Where did they come from? is the most-often asked question when people notice robins flocking to junipers and pooping all over their cars and porches. I never saw this many last summer, is the usual comment after the question.
The answer is that these are not our robins, that is, last summer's robins. The robins we're seeing and hearing in the junipers and backyards during winter are down from the Far North , probably from Canada and Washington, perhaps a few from Alaska and the Northwest Territories. And they're here for only two reasons: companionship and food. When one robin finds food, everyone finds food, and food means juniper berries (and other fruit).
There is no question that juniper berries are the number one staple food for migrating robins in Central Oregon. Those of you who have robin poop all over your vehicles and decks can see very plainly that the awful offal is made of digested juniper berries, some not as digested as they should be.
There is one vital element in the robin's winter survival that must be available or they are in serious trouble: water. Juniper berries without ample water will ferment (and rot) in the robin's innards (probably gizzard and crop) and this causes a chemical reaction in the bird's blood, leading to confusion, head-bumping, window-crashing and even death.
Here, in Central Oregon, we have the perfect combination for robins to survive. Juniper trees for shelter and food, irrigation water, the Deschutes, and as a last resort people who leave (unfrozen) water out for other birds.
All the robins flitting about the countryside are also a blessing to the Accipiters (ah-sip-eh-ters), a tribe of hawks that prey on birds for a living. There are three species of them, the largest is the Northern Goshawk, one of, if not the best, bird-eaters Nature has yet to come up with. They put the fear of God in large birds, such as grouse, and if there is any such bird as a chicken hawk, I'd say that's it.
The middle-sized accipiter is the Cooper's Hawk, another expert at catching and eating robins, pigeons and such. People who keep a birdfeeder well stocked for backyard birds sometimes complain when they witness a Cooper's Hawk, or their smaller cousin, the Sharp-shinned Hawk, go blasting by the feeder carrying a junco or finch. (Evidence of Darwin's "Survivor of the Fittest" in action.)

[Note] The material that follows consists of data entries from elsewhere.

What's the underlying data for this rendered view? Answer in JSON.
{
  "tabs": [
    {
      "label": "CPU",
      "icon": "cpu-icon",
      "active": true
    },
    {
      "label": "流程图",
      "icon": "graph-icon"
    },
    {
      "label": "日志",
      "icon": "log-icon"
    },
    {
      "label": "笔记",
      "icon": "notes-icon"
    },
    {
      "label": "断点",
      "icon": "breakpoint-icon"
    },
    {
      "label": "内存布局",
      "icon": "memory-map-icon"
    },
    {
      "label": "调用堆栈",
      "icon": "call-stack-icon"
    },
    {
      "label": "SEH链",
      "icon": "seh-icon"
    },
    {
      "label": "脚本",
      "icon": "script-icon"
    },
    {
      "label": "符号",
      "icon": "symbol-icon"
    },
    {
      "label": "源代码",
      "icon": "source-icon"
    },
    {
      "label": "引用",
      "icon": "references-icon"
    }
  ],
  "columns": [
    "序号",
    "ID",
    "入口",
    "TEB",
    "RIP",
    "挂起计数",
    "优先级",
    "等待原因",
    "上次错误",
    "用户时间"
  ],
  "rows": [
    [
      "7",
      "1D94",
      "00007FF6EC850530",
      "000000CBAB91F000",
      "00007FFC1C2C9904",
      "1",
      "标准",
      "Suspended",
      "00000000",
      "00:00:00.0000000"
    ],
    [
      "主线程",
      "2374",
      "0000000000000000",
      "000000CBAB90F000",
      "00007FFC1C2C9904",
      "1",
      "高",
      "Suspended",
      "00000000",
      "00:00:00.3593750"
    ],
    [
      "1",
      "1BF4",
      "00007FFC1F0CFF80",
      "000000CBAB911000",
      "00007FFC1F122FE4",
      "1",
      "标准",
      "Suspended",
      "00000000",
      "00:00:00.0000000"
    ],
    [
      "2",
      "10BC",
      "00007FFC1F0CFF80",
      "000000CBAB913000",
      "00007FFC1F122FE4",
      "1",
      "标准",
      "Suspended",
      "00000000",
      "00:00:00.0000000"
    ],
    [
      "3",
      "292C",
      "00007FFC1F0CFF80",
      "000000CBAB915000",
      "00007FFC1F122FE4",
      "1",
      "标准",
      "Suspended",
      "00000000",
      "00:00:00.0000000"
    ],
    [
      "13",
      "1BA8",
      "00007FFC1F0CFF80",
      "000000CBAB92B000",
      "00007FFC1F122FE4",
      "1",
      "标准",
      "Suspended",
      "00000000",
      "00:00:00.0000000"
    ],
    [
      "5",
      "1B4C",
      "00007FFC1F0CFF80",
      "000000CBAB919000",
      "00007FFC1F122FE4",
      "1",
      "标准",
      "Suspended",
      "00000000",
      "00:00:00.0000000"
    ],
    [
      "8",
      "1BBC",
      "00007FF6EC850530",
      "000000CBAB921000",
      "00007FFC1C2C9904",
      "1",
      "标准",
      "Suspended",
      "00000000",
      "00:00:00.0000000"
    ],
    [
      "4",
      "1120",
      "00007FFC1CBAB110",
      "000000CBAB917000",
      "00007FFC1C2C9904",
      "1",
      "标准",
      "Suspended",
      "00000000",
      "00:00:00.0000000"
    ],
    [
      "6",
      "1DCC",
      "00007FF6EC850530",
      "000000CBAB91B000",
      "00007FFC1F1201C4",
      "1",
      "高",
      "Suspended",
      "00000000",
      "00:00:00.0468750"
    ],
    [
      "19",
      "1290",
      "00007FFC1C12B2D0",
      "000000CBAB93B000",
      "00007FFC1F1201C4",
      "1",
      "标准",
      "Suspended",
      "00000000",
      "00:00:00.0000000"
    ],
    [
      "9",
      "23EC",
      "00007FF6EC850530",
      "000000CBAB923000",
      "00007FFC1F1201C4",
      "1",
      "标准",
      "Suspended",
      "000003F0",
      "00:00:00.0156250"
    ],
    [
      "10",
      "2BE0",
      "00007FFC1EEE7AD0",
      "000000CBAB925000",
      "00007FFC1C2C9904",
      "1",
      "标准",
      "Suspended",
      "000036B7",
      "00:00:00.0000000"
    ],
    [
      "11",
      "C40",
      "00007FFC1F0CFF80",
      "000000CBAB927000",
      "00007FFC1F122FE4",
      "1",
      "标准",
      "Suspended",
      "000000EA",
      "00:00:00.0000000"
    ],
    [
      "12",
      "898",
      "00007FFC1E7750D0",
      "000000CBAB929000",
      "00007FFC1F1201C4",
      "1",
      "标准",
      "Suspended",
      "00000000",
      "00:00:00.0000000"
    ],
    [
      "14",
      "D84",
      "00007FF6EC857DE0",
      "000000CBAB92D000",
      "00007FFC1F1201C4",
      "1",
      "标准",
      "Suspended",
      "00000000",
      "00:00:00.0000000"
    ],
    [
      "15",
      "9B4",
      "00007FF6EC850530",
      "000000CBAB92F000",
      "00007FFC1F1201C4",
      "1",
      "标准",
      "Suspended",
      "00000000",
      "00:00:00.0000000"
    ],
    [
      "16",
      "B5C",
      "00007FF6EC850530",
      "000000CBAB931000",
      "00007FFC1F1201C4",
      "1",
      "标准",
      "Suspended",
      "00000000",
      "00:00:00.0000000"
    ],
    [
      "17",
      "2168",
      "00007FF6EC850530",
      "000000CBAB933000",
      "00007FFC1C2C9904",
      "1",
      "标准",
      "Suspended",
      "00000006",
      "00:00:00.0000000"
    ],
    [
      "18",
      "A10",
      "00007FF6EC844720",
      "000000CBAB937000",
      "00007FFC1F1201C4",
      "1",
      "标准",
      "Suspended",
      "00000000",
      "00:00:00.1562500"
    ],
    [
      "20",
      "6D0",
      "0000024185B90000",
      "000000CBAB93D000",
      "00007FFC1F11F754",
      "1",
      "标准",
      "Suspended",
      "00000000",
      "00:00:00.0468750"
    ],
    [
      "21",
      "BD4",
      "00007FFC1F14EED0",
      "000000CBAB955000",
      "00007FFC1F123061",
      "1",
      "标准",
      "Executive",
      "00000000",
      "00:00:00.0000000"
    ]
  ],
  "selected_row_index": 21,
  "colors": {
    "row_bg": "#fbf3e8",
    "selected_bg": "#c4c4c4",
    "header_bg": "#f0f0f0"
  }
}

The main reason Accipiters are good at catching birds is their prey cannot escape without a lot of luck. Accipiters have large grasping talons, a long tail and short, blunt wings. When a robin dashes into a thicket to escape pursuit, it often stops in the midst of the twigs and limbs, maybe thinking it is safe. Not so! The hawk pulls in its wings and goes right into the thicket after said robin, junco or finch, steering with its long tail, keeping up the remarkable speed with those blunt wings and pouncing on the unsuspecting victim with those needle-sharp talons.
So, life isn't all roses and cream for the thousand of robins you are seeing around us right now (even with the phenomenon of "safety in numbers"). But, about mid-February the survivors will begin their trek back to the Far North, and "our" robins, who have been lying about in the warmth of the Sacramento Valley like true snowbirds, will begin their trek back to Oregon. And the thing that triggers all this moving about is the Sun, the great and all-powerful Giver of Life on this Grand Old Earth.
As the earth swings around our Sun the angle shortens, and duration of light striking the surface lengthens. It is that change that triggers hormones in just about all animal life in the Northern Hemisphere, the biological urge to begin the process of begetting their kind.
Your robins will be back by March, you'll hear the males first singing their heads off, telling other male robins that, I have come home to defend my territory! That's just one reason why it's important to leave old robin nests where you find them, they're a sign to this year's couple that your back yard is a safe place to raise babies.